The limitations of AI to understand emotions are also well known to the community. Even after all these advances, emotions in the AI system have not been achieved. This puts a significant doubt on the ability of AI to come even closer to human cognitive abilities. The areas like graphic designing, human resource management in organizations, music, and other artistic industries, etc., still need the human touch. Unless an AI system can integrate emotional intelligence, self-awareness, and experience, the possibility of an AI takeover is minuscule.

Some researchers question ‘smart’ AI’s ability to wage wars or be useful for human conflicts. This would be the antagonized version of an AI that has learned war games by itself. Due to this, the usage of AI systems for warfare should be highly regularised. We do not want algorithms, which do not have emotions, to decide to drop bombs at any part of the world. We need to be more responsible and respectful to human intelligence for such crucial tasks.

6 ‘Smart’ AI: The possibilities

As the research advances and the field of cognitive science comes closer to artificial intelligence, it will redefine how humans interact with machines. Every industry has to understand what will work for the human mind to get the benefit. Understanding the mental and emotional processes in human beings is a must for any system that directly interacts with a human.

For example, the education sector could utilize AI to comprehend the necessities of students and embrace innovation to train them better. Using animations automatically created by generative AI systems could benefit in teaching subjects better at significantly fewer costs. Creating systems that analyze the understanding of the subject being taught in real-time could help better teach the students and create a better workforce. Such systems could also help identify weak students and provide them additional attention to help them perform better in life.

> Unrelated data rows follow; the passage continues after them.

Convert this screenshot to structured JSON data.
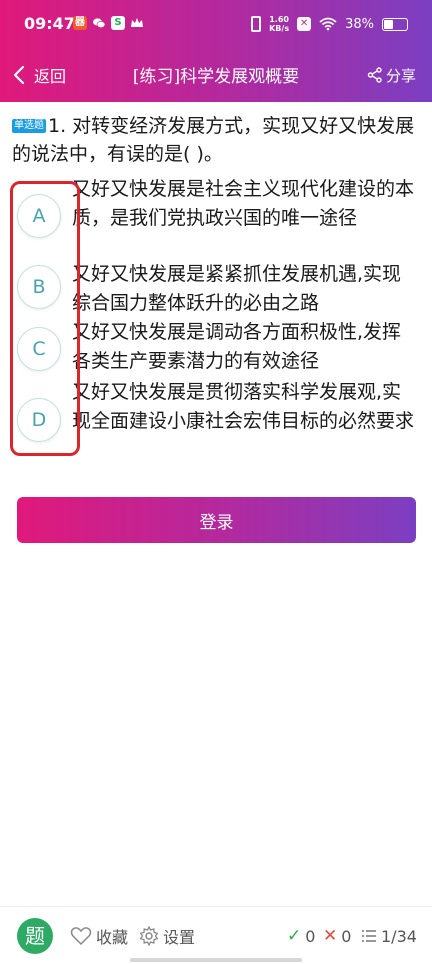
{
  "status_bar": {
    "time": "09:47",
    "net_speed_top": "1.60",
    "net_speed_bottom": "KB/s",
    "battery_text": "38%",
    "battery_level": 0.38,
    "app_icon_a": "器",
    "app_icon_c": "S"
  },
  "nav": {
    "back_label": "返回",
    "title": "[练习]科学发展观概要",
    "share_label": "分享"
  },
  "question": {
    "type_tag": "单选题",
    "text": "1. 对转变经济发展方式，实现又好又快发展的说法中，有误的是( )。"
  },
  "options": [
    {
      "letter": "A",
      "text": "又好又快发展是社会主义现代化建设的本质，是我们党执政兴国的唯一途径"
    },
    {
      "letter": "B",
      "text": "又好又快发展是紧紧抓住发展机遇,实现综合国力整体跃升的必由之路"
    },
    {
      "letter": "C",
      "text": "又好又快发展是调动各方面积极性,发挥各类生产要素潜力的有效途径"
    },
    {
      "letter": "D",
      "text": "又好又快发展是贯彻落实科学发展观,实现全面建设小康社会宏伟目标的必然要求"
    }
  ],
  "login_label": "登录",
  "bottom_bar": {
    "logo_char": "题",
    "favorite_label": "收藏",
    "settings_label": "设置",
    "correct_count": "0",
    "wrong_count": "0",
    "progress": "1/34"
  },
  "icons": {
    "back": "chevron-left-icon",
    "share": "share-icon",
    "favorite": "heart-icon",
    "settings": "gear-icon",
    "correct": "check-icon",
    "wrong": "cross-icon",
    "list": "list-icon"
  },
  "colors": {
    "header_gradient_start": "#e0197a",
    "header_gradient_end": "#7b3fc1",
    "option_circle": "#4aa3ab",
    "question_tag": "#1b9ce0",
    "highlight_box": "#d8262c",
    "correct": "#2eaa4a",
    "wrong": "#e04a3f"
  }
}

Furthermore, smart AI models can revolutionize the medical sector. It helps in diagnosing diseases at a very early stage and can provide a better cure. It will help disentangle the brain and can provide control over our ability to learn and store information, i.e., control over memory. The better mapping of brain signals will help deliver bionic limbs to the people who lost them due to some misfortune. In many cases, the inability to understand brain signals using current technologies has prevented doctors from helping humans born with a disability. A recent work [pandarinath2019brain] by researchers at Emory University, and Georgia Institute of Technology has shown a possibility of developing a device that can generate voice using brain signals. It could be a stepping stone to restoring speech function in individuals unable to speak.

‘Smart’ AI can also open the doors to explore the uncharted territories of outer space. Humans cannot travel for a large duration in zero gravity because of physical limitations. This can be solved by sending smart robots to explore these areas. The decision-making capabilities of such systems will help in tackling any unforeseen challenges that are pretty common in outer space.

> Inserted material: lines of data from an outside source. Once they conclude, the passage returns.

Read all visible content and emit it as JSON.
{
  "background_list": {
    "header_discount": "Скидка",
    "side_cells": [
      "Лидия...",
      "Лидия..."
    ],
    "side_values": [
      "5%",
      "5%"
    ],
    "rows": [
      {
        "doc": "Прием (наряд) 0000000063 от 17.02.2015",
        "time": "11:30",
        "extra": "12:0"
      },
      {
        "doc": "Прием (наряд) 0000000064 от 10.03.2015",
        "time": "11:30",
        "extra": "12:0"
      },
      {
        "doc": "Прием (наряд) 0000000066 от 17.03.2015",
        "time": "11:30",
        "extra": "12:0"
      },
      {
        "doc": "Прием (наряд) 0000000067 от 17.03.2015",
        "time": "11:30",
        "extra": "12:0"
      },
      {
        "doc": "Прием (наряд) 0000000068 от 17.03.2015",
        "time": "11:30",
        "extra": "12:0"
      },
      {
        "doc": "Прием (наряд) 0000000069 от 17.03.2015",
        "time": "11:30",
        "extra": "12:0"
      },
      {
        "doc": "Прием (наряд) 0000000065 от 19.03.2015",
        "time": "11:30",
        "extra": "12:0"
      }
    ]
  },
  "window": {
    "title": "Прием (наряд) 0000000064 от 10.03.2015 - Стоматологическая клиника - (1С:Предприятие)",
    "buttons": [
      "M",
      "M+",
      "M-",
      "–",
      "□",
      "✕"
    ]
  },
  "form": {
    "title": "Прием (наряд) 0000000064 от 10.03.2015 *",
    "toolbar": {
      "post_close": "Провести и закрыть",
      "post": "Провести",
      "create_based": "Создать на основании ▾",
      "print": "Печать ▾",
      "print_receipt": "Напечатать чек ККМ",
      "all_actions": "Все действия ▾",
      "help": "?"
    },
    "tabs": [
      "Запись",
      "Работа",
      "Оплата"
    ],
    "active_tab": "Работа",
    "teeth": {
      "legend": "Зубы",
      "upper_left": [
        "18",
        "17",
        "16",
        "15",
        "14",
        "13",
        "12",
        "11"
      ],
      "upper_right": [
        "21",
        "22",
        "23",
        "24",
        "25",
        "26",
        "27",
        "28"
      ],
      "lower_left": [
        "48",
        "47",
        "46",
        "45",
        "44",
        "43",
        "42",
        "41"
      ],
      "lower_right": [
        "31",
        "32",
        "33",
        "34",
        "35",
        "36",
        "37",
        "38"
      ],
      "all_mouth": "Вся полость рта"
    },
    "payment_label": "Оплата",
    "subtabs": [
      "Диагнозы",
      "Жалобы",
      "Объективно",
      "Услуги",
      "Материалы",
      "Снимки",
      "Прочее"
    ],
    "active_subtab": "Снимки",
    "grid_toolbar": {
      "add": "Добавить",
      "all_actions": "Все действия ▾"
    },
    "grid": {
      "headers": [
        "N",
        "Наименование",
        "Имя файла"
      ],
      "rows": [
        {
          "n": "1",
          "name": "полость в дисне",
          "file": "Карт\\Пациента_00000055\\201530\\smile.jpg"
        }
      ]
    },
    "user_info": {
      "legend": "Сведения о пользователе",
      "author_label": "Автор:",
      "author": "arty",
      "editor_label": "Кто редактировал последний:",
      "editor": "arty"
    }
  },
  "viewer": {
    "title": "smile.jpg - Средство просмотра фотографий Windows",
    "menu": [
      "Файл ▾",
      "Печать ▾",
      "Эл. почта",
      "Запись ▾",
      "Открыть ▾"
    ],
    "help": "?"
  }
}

7 Conclusion

AI is bound to integrate into the human world with a lot of effort, first conquering the ability to think independently and with empathy. While scientists will use cognitive science to replicate intelligence in AI, AI will eventually be using cognitive science to understand humans better. It will develop the ability to learn new things, make decisions by rationalizing, and provide valuable insights for human beings. AI should be viewed as a constructive tool toward understanding what it means to be human. It can be considered as a constructivist paradigm in humanity’s long-standing quest for self-discovery. The fear of artificial general intelligence will be significantly reduced if we better understand how they work. The key to it lies in a better understanding of the human brain. The future is ‘smart’ for AI and easier for us. We must never forget: “With great power comes great responsibility”.